(Records provided)

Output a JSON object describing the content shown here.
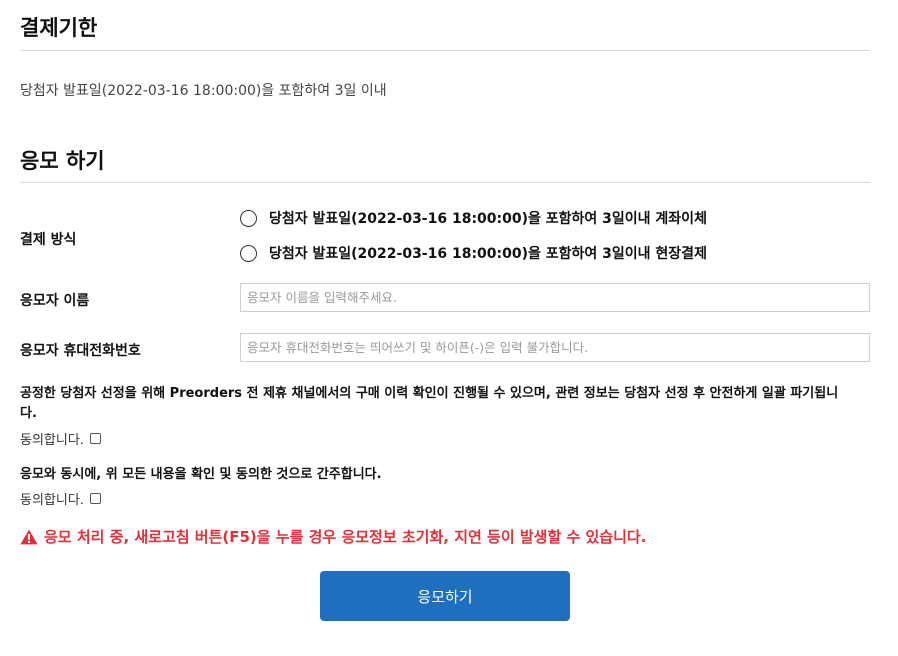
{
  "payment_deadline": {
    "title": "결제기한",
    "text": "당첨자 발표일(2022-03-16 18:00:00)을 포함하여 3일 이내"
  },
  "apply": {
    "title": "응모 하기",
    "payment_method_label": "결제 방식",
    "payment_options": [
      "당첨자 발표일(2022-03-16 18:00:00)을 포함하여 3일이내 계좌이체",
      "당첨자 발표일(2022-03-16 18:00:00)을 포함하여 3일이내 현장결제"
    ],
    "name_label": "응모자 이름",
    "name_placeholder": "응모자 이름을 입력해주세요.",
    "phone_label": "응모자 휴대전화번호",
    "phone_placeholder": "응모자 휴대전화번호는 띄어쓰기 및 하이픈(-)은 입력 불가합니다.",
    "consent_notice_1": "공정한 당첨자 선정을 위해 Preorders 전 제휴 채널에서의 구매 이력 확인이 진행될 수 있으며, 관련 정보는 당첨자 선정 후 안전하게 일괄 파기됩니다.",
    "consent_notice_2": "응모와 동시에, 위 모든 내용을 확인 및 동의한 것으로 간주합니다.",
    "agree_label": "동의합니다.",
    "warning": "응모 처리 중, 새로고침 버튼(F5)을 누를 경우 응모정보 초기화, 지연 등이 발생할 수 있습니다.",
    "submit_label": "응모하기"
  },
  "colors": {
    "warning": "#e0303a",
    "button": "#1f6fbf"
  },
  "icons": {
    "warning": "warning-triangle-icon"
  }
}
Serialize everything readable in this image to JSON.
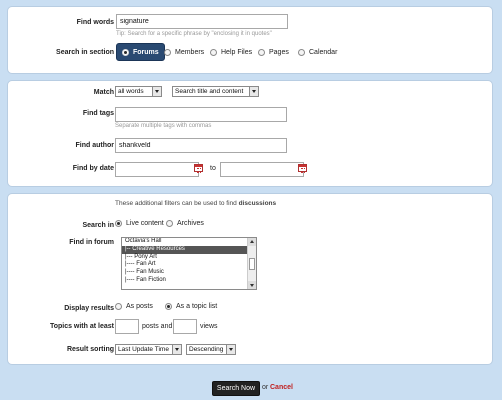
{
  "keyword": {
    "label": "Find words",
    "value": "signature",
    "tip": "Tip: Search for a specific phrase by \"enclosing it in quotes\""
  },
  "section": {
    "label": "Search in section",
    "options": [
      "Forums",
      "Members",
      "Help Files",
      "Pages",
      "Calendar"
    ],
    "selected": "Forums"
  },
  "match": {
    "label": "Match",
    "mode": "all words",
    "scope": "Search title and content"
  },
  "tags": {
    "label": "Find tags",
    "value": "",
    "hint": "Separate multiple tags with commas"
  },
  "author": {
    "label": "Find author",
    "value": "shankveld"
  },
  "date": {
    "label": "Find by date",
    "from": "",
    "to_label": "to",
    "to": ""
  },
  "filters": {
    "note_prefix": "These additional filters can be used to find ",
    "note_bold": "discussions",
    "search_in": {
      "label": "Search in",
      "options": [
        "Live content",
        "Archives"
      ],
      "selected": "Live content"
    },
    "forum": {
      "label": "Find in forum",
      "items": [
        "Octavia's Hall",
        "|-- Creative Resources",
        "|--- Pony Art",
        "|---- Fan Art",
        "|---- Fan Music",
        "|---- Fan Fiction"
      ],
      "selected": "|-- Creative Resources"
    },
    "display": {
      "label": "Display results",
      "options": [
        "As posts",
        "As a topic list"
      ],
      "selected": "As a topic list"
    },
    "topics": {
      "label": "Topics with at least",
      "posts_value": "",
      "posts_and": "posts and",
      "views_value": "",
      "views": "views"
    },
    "sorting": {
      "label": "Result sorting",
      "field": "Last Update Time",
      "order": "Descending"
    }
  },
  "actions": {
    "submit": "Search Now",
    "or": "or",
    "cancel": "Cancel"
  },
  "colors": {
    "page_bg": "#c9def2",
    "active_tab": "#2a4a72",
    "cancel_link": "#c02020",
    "listbox_selected": "#555555"
  }
}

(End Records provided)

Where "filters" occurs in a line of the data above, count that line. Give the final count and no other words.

Exercise answer: 2